Nyman's popularity increased significantly after he wrote the soundtrack to the film The Piano in 1993. He also wrote pieces for many other Hollywood films including Gattaca and The End of the Affair.
Among Nyman's better known non-film works are Noises, Sounds & Sweet Airs (1987), for soprano, alto, tenor and instrumental ensemble (based on Nyman's score for La Princesse de Milan); Ariel Songs (1990) for soprano and band; MGV (Musique `a grande vitesee) (1993) for band; concertos for piano (based on The Piano score), harpsichord, trombone and saxophone; the opera The Man Who Mistook His Wife for a Hat (1987), based on the case-study by Oliver Sacks; and several string quartets.
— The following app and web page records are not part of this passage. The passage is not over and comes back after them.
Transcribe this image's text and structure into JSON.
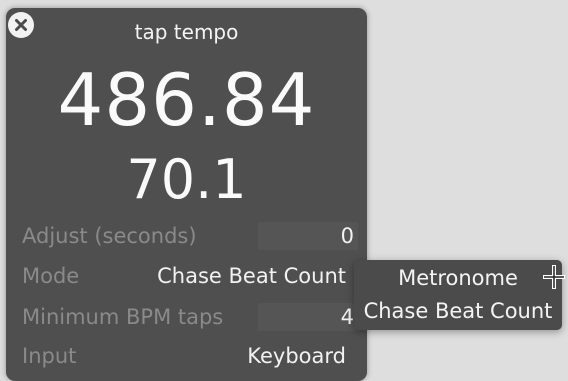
{
  "window": {
    "title": "tap tempo"
  },
  "readout": {
    "seconds": "486.84",
    "bpm": "70.1"
  },
  "settings": {
    "adjust": {
      "label": "Adjust (seconds)",
      "value": "0"
    },
    "mode": {
      "label": "Mode",
      "value": "Chase Beat Count"
    },
    "min_taps": {
      "label": "Minimum BPM taps",
      "value": "4"
    },
    "input": {
      "label": "Input",
      "value": "Keyboard"
    }
  },
  "mode_menu": {
    "options": [
      "Metronome",
      "Chase Beat Count"
    ]
  },
  "colors": {
    "panel": "#4f4f4f",
    "background": "#dedede",
    "label_dim": "#8a8a8a",
    "text": "#f2f2f2"
  }
}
Many of Nyman's works are written for his own ensemble, the Michael Nyman Band, a group formed for a 1976 production of Carlo Goldoni's Il Campiello. Originally made up of old instruments such as rebecs and shawms alongside more modern instruments like the saxophone in order to produce as loud a sound as possible without amplification, it later switched to a fully amplified lineup of string quartet, three saxophones, bass trombone, bass guitar and piano. This line up has been variously altered and augmented for some works.
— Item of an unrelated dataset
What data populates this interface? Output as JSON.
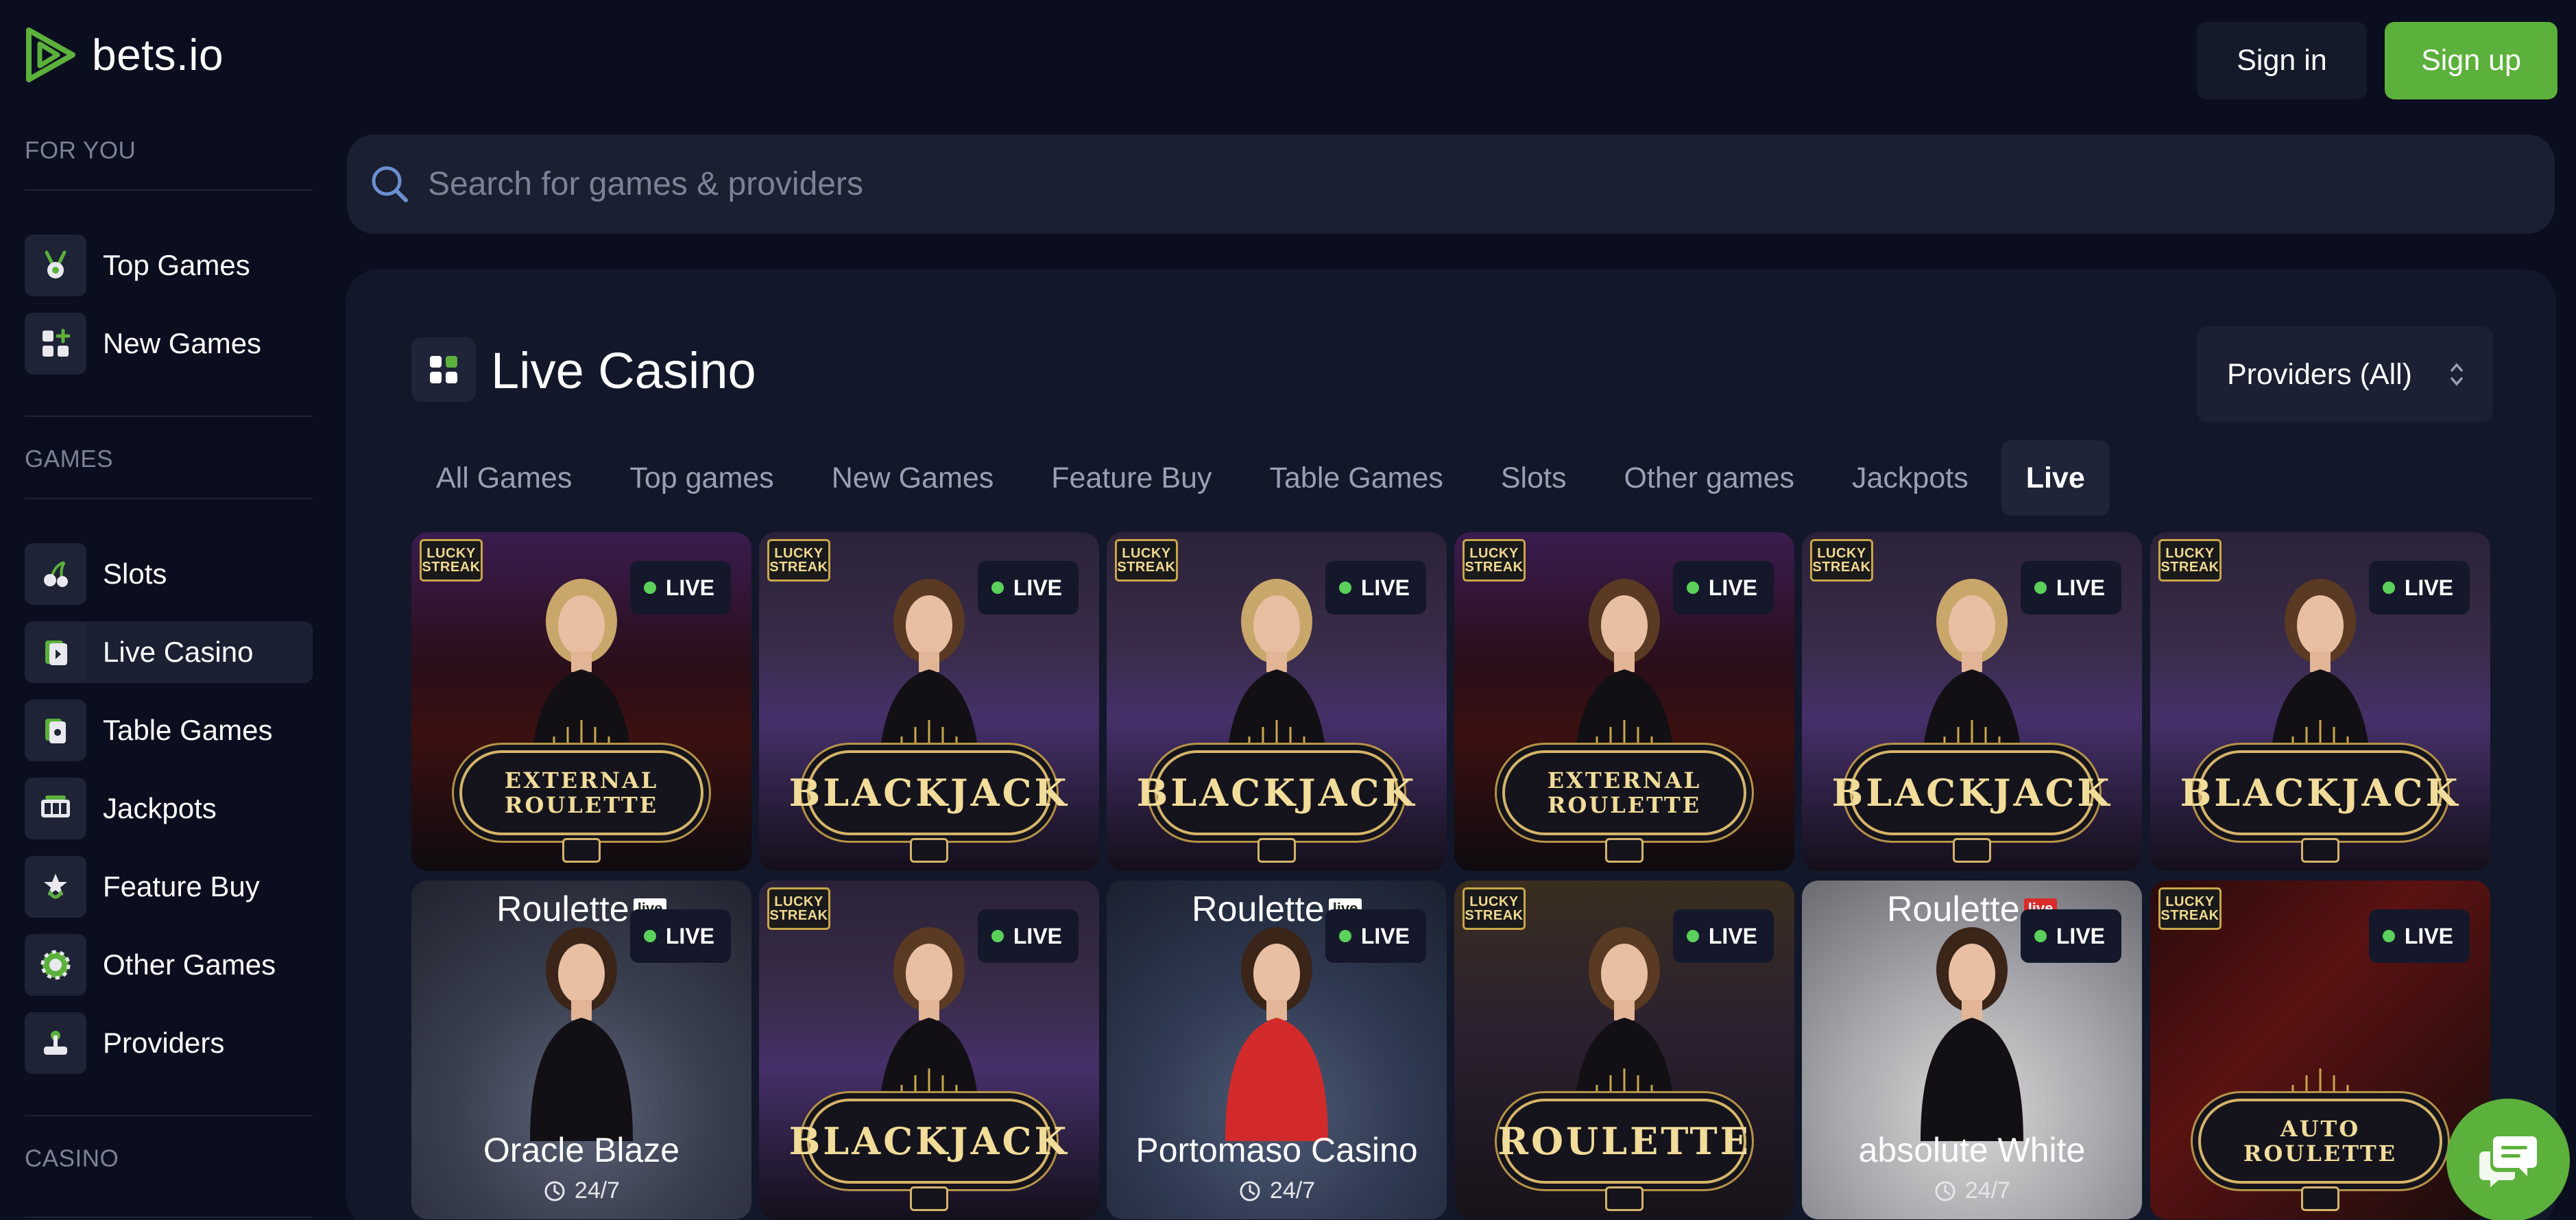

Nyman also wrote an influential book in 1974 on experimental music called Experimental Music: Cage and Beyond, which explored the influence of John Cage on classical composers.
He has also recorded pop music, with the Flying Lizards.